--- Material provided ---

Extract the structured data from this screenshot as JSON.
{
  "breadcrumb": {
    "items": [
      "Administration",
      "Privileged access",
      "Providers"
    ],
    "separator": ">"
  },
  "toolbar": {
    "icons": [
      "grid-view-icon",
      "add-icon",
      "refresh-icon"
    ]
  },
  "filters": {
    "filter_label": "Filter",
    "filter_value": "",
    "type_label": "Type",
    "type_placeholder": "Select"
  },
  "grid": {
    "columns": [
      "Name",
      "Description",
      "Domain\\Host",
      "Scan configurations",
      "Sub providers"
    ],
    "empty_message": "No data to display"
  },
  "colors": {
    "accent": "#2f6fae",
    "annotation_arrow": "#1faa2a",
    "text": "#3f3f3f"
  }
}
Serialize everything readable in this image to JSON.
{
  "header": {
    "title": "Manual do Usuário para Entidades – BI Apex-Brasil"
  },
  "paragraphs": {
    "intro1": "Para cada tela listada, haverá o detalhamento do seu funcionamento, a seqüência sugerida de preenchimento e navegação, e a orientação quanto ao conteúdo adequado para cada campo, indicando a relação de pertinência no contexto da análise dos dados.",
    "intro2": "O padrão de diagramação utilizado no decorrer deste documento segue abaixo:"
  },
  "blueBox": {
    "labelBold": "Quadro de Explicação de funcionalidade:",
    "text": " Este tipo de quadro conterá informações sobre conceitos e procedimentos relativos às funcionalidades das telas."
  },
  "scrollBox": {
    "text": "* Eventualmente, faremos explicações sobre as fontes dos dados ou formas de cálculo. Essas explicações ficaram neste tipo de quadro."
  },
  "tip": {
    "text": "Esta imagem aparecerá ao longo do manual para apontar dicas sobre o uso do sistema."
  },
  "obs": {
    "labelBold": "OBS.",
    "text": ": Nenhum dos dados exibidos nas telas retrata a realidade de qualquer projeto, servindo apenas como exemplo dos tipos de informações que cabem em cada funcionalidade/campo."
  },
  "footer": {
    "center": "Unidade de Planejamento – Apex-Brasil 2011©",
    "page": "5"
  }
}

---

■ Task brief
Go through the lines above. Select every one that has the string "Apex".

■ Reply to the task
    "title": "Manual do Usuário para Entidades – BI Apex-Brasil"
    "center": "Unidade de Planejamento – Apex-Brasil 2011©",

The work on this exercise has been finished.